Mammography uses low-dose x-rays to examine the tissues of the breast. The result is an image showing details of the structure and function of specific organs and internal body parts.
To make an appointment for your annual mammogram, please call 800.397.1521 x152975 or 815.748.2975.
Call the Illinois Breast and Cervical Cancer Program for information on free mammogram screenings for qualifying women 1 (888) 522-1282.
Kishwaukee Community Hospital provides full-field digital mammography, advancement over previous forms of digital mammography. Full field digital images are able to show very small masses and are more visible on digital mammography than on standard film screen mammograms.
Digital mammography addresses the weak areas of film mammography, particularly the detection of cancerous masses in women with dense breast tissue. This more advanced technology has the potential to detect currently “invisible” cancers.
Film and digital mammography are similar in their ability to detect cancer. With digital mammography, however, radiologists can manipulate the images electronically to magnify an area, change contrast, or alter brightness. This allows them to scan for detail never before possible.
Screening Mammography detects changes in women who have no signs or symptoms of breast cancer, and involves compression of the breast to provide the radiologist with two to three clear, sharp images of the breast tissue.
Diagnostic Mammography checks breast tissue in women after a lump or other sign or symptom of breast cancer has been found, and can also be used to evaluate changes found during a screening mammogram.
Galactograms, also called Ductogram, are contrast enhanced mammograms used for imaging of the breast ducts, which aids in the diagnosis of reasons for abnormal nipple discharge, and is helpful in diagnosis of ductal ectasia, fibrocystic changes and intraductal papillomas.

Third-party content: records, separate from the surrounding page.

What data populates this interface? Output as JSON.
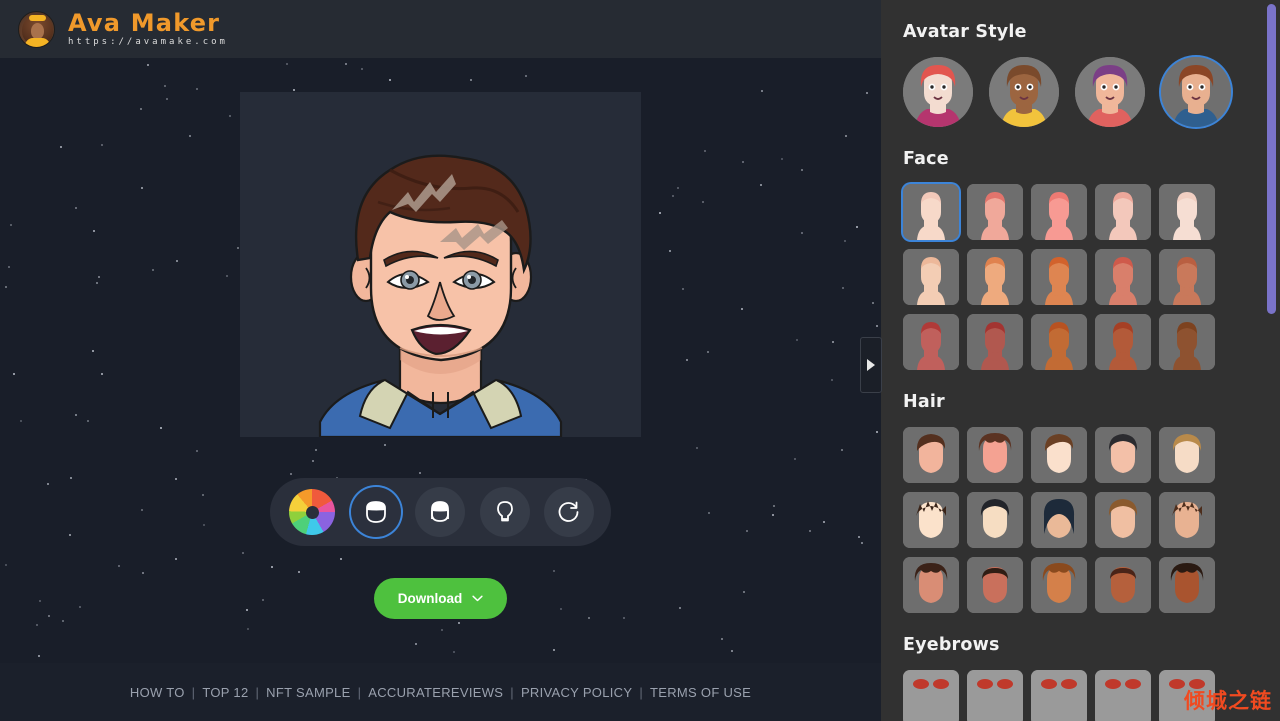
{
  "brand": {
    "title": "Ava Maker",
    "url": "https://avamake.com",
    "logo_icon": "woman-avatar-logo-icon"
  },
  "stage": {
    "preview_name": "avatar-preview-canvas",
    "background_color": "#191e29",
    "canvas_color": "#262c38"
  },
  "toolbar": {
    "items": [
      {
        "id": "color",
        "icon": "color-wheel-icon",
        "label": "Colors",
        "selected": false
      },
      {
        "id": "male",
        "icon": "male-face-icon",
        "label": "Male",
        "selected": true
      },
      {
        "id": "female",
        "icon": "female-face-icon",
        "label": "Female",
        "selected": false
      },
      {
        "id": "ideas",
        "icon": "lightbulb-icon",
        "label": "Ideas",
        "selected": false
      },
      {
        "id": "random",
        "icon": "refresh-icon",
        "label": "Randomize",
        "selected": false
      }
    ]
  },
  "download": {
    "label": "Download",
    "icon": "chevron-down-icon",
    "color": "#4ec13e"
  },
  "panel_toggle": {
    "icon": "triangle-right-icon",
    "label": "Collapse panel"
  },
  "footer": {
    "links": [
      "HOW TO",
      "TOP 12",
      "NFT SAMPLE",
      "ACCURATEREVIEWS",
      "PRIVACY POLICY",
      "TERMS OF USE"
    ],
    "separator": "|"
  },
  "panel": {
    "accent_color": "#3c84d8",
    "scrollbar_color": "#7a73c9",
    "sections": [
      {
        "id": "avatar-style",
        "title": "Avatar Style",
        "type": "circle-row",
        "selected_index": 3,
        "items": [
          {
            "id": "style-1",
            "name": "cartoon-boy-style",
            "hair": "#e2564f",
            "skin": "#f3dcd0",
            "shirt": "#b5356e",
            "bg": "#7b7b7b"
          },
          {
            "id": "style-2",
            "name": "illustrated-woman-style",
            "hair": "#7a4a2c",
            "skin": "#9c6540",
            "shirt": "#f2c33c",
            "bg": "#7b7b7b"
          },
          {
            "id": "style-3",
            "name": "flat-person-style",
            "hair": "#7b3f86",
            "skin": "#f0b79a",
            "shirt": "#e0625f",
            "bg": "#7b7b7b"
          },
          {
            "id": "style-4",
            "name": "realistic-woman-style",
            "hair": "#8b4626",
            "skin": "#e8b090",
            "shirt": "#2f5f8f",
            "bg": "#6f6f6f"
          }
        ]
      },
      {
        "id": "face",
        "title": "Face",
        "type": "tile-grid",
        "columns": 5,
        "selected_index": 0,
        "swatches": [
          "#f7d9c9",
          "#f0a89a",
          "#f79a93",
          "#f3c8bb",
          "#f6ded3",
          "#f3cdb4",
          "#eeaa7e",
          "#de8551",
          "#d97f6b",
          "#c9795b",
          "#c0605c",
          "#b1584f",
          "#c26b34",
          "#b35a39",
          "#8e5230"
        ],
        "hair_colors": [
          "#f2c9ba",
          "#e2746c",
          "#ee7a73",
          "#eda79a",
          "#f1cfc2",
          "#edb89a",
          "#e0824e",
          "#d2622c",
          "#cf5a4b",
          "#b95f41",
          "#b03a38",
          "#a33431",
          "#b85221",
          "#a63f24",
          "#7d421f"
        ]
      },
      {
        "id": "hair",
        "title": "Hair",
        "type": "tile-grid",
        "columns": 5,
        "selected_index": -1,
        "items": [
          {
            "id": "hair-1",
            "hair": "#54301f",
            "skin": "#f2b49c",
            "style": "swept"
          },
          {
            "id": "hair-2",
            "hair": "#5b3322",
            "skin": "#f4a292",
            "style": "curly"
          },
          {
            "id": "hair-3",
            "hair": "#6a4024",
            "skin": "#fae0cc",
            "style": "side-part"
          },
          {
            "id": "hair-4",
            "hair": "#2b2b2f",
            "skin": "#f3c0a8",
            "style": "short-dark"
          },
          {
            "id": "hair-5",
            "hair": "#b98a4a",
            "skin": "#f6dcc6",
            "style": "wavy-blond"
          },
          {
            "id": "hair-6",
            "hair": "#3a2418",
            "skin": "#fbe2cb",
            "style": "spiky"
          },
          {
            "id": "hair-7",
            "hair": "#22242a",
            "skin": "#f6ddc2",
            "style": "bowl"
          },
          {
            "id": "hair-8",
            "hair": "#1d2a3a",
            "skin": "#eab998",
            "style": "long-dark"
          },
          {
            "id": "hair-9",
            "hair": "#8a5a2e",
            "skin": "#f0bfa2",
            "style": "medium-brown"
          },
          {
            "id": "hair-10",
            "hair": "#4c2d1c",
            "skin": "#e8b292",
            "style": "tousled"
          },
          {
            "id": "hair-11",
            "hair": "#3b2218",
            "skin": "#d98d75",
            "style": "afro-small"
          },
          {
            "id": "hair-12",
            "hair": "#2f1d14",
            "skin": "#c9705c",
            "style": "flat-top"
          },
          {
            "id": "hair-13",
            "hair": "#8a4a1e",
            "skin": "#d4804a",
            "style": "curly-ginger"
          },
          {
            "id": "hair-14",
            "hair": "#4a2418",
            "skin": "#b5603c",
            "style": "buzz"
          },
          {
            "id": "hair-15",
            "hair": "#2a1a12",
            "skin": "#a9542f",
            "style": "coily"
          }
        ]
      },
      {
        "id": "eyebrows",
        "title": "Eyebrows",
        "type": "tile-grid",
        "columns": 5,
        "selected_index": -1,
        "items": [
          {
            "id": "brow-1",
            "color": "#c0392b"
          },
          {
            "id": "brow-2",
            "color": "#c0392b"
          },
          {
            "id": "brow-3",
            "color": "#c0392b"
          },
          {
            "id": "brow-4",
            "color": "#c0392b"
          },
          {
            "id": "brow-5",
            "color": "#c0392b"
          }
        ]
      }
    ]
  },
  "watermark": {
    "text": "倾城之链",
    "color": "#f04a20"
  }
}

Needle Localization performed with mammography allows the technologist to place a wire marker in proximity of tumors, prior to surgical biopsy, and increases the accuracy of the surgical biopsy when the tumor is too small to be felt.
Stereotactic Breast Biopsy is performed when the patient or physician prefers a non-surgical method of assessing a breast abnormality, and removes cells from a suspicious area in the breast and allows further examination of the abnormal tissue. A needle is used to extract fluid and/or cells from the abnormal area.
Breast Ultrasound helps physicians diagnose breast abnormalities detected during a physical exam and identify abnormalities seen on a screening mammogram.
Ultrasound Guided Breast Biopsy helps guide the technologist to the site of an abnormal growth, when the abnormal area is too small to be felt or find the lesion by hand. A needle is used to extract fluid and/or cells from the abnormal area.
Breast Cyst Aspiration helps you physician determine if abnormalities is a cyst or tumor by draining fluid from an abnormality. Common in women, cysts are fluid-filled sacs that can be drained by needle insertion, which is often guided by ultrasound imaging.